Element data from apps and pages
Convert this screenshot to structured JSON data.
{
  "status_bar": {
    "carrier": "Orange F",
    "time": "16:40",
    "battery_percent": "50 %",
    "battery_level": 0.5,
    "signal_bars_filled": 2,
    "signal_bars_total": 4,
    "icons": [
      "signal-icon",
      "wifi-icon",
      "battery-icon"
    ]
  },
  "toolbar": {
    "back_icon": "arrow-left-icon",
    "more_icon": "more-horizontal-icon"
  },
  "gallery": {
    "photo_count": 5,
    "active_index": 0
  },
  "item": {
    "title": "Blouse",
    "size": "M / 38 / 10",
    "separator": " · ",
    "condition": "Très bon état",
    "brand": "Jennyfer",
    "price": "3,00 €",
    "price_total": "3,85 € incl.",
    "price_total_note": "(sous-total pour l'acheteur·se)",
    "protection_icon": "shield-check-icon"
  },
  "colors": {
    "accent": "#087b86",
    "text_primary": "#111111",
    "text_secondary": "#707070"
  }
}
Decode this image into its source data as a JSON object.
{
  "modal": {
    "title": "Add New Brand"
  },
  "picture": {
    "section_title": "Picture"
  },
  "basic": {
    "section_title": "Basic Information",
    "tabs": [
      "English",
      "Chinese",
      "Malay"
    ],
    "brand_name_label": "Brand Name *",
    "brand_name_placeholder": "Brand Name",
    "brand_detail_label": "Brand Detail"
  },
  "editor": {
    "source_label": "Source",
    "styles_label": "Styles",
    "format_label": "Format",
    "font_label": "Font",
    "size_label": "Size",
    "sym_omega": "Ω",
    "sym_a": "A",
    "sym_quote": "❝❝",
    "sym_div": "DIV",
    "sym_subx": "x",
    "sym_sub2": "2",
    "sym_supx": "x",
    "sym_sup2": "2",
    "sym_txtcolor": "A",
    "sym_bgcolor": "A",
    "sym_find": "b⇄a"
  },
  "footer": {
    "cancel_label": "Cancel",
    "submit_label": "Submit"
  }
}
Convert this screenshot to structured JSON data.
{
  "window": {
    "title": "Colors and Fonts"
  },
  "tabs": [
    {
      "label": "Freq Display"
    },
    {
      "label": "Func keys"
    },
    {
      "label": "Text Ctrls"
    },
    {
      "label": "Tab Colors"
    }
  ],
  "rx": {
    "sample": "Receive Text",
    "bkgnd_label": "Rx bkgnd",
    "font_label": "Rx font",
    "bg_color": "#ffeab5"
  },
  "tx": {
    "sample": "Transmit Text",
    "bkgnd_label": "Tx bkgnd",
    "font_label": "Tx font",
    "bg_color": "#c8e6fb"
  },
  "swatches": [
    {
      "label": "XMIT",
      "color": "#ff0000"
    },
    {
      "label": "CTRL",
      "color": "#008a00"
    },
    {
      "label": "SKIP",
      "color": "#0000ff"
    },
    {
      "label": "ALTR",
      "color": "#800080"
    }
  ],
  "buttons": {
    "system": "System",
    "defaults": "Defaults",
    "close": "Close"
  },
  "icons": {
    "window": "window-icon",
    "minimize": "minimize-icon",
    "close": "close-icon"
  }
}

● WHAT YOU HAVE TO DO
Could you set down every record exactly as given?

● OUTPUT OF THE TASK
Convert this screenshot to structured JSON data.
{
  "status_bar": {
    "carrier": "Orange F",
    "time": "16:40",
    "battery_percent": "50 %",
    "battery_level": 0.5,
    "signal_bars_filled": 2,
    "signal_bars_total": 4,
    "icons": [
      "signal-icon",
      "wifi-icon",
      "battery-icon"
    ]
  },
  "toolbar": {
    "back_icon": "arrow-left-icon",
    "more_icon": "more-horizontal-icon"
  },
  "gallery": {
    "photo_count": 5,
    "active_index": 0
  },
  "item": {
    "title": "Blouse",
    "size": "M / 38 / 10",
    "separator": " · ",
    "condition": "Très bon état",
    "brand": "Jennyfer",
    "price": "3,00 €",
    "price_total": "3,85 € incl.",
    "price_total_note": "(sous-total pour l'acheteur·se)",
    "protection_icon": "shield-check-icon"
  },
  "colors": {
    "accent": "#087b86",
    "text_primary": "#111111",
    "text_secondary": "#707070"
  }
}
Decode this image into its source data as a JSON object.
{
  "modal": {
    "title": "Add New Brand"
  },
  "picture": {
    "section_title": "Picture"
  },
  "basic": {
    "section_title": "Basic Information",
    "tabs": [
      "English",
      "Chinese",
      "Malay"
    ],
    "brand_name_label": "Brand Name *",
    "brand_name_placeholder": "Brand Name",
    "brand_detail_label": "Brand Detail"
  },
  "editor": {
    "source_label": "Source",
    "styles_label": "Styles",
    "format_label": "Format",
    "font_label": "Font",
    "size_label": "Size",
    "sym_omega": "Ω",
    "sym_a": "A",
    "sym_quote": "❝❝",
    "sym_div": "DIV",
    "sym_subx": "x",
    "sym_sub2": "2",
    "sym_supx": "x",
    "sym_sup2": "2",
    "sym_txtcolor": "A",
    "sym_bgcolor": "A",
    "sym_find": "b⇄a"
  },
  "footer": {
    "cancel_label": "Cancel",
    "submit_label": "Submit"
  }
}
Convert this screenshot to structured JSON data.
{
  "window": {
    "title": "Colors and Fonts"
  },
  "tabs": [
    {
      "label": "Freq Display"
    },
    {
      "label": "Func keys"
    },
    {
      "label": "Text Ctrls"
    },
    {
      "label": "Tab Colors"
    }
  ],
  "rx": {
    "sample": "Receive Text",
    "bkgnd_label": "Rx bkgnd",
    "font_label": "Rx font",
    "bg_color": "#ffeab5"
  },
  "tx": {
    "sample": "Transmit Text",
    "bkgnd_label": "Tx bkgnd",
    "font_label": "Tx font",
    "bg_color": "#c8e6fb"
  },
  "swatches": [
    {
      "label": "XMIT",
      "color": "#ff0000"
    },
    {
      "label": "CTRL",
      "color": "#008a00"
    },
    {
      "label": "SKIP",
      "color": "#0000ff"
    },
    {
      "label": "ALTR",
      "color": "#800080"
    }
  ],
  "buttons": {
    "system": "System",
    "defaults": "Defaults",
    "close": "Close"
  },
  "icons": {
    "window": "window-icon",
    "minimize": "minimize-icon",
    "close": "close-icon"
  }
}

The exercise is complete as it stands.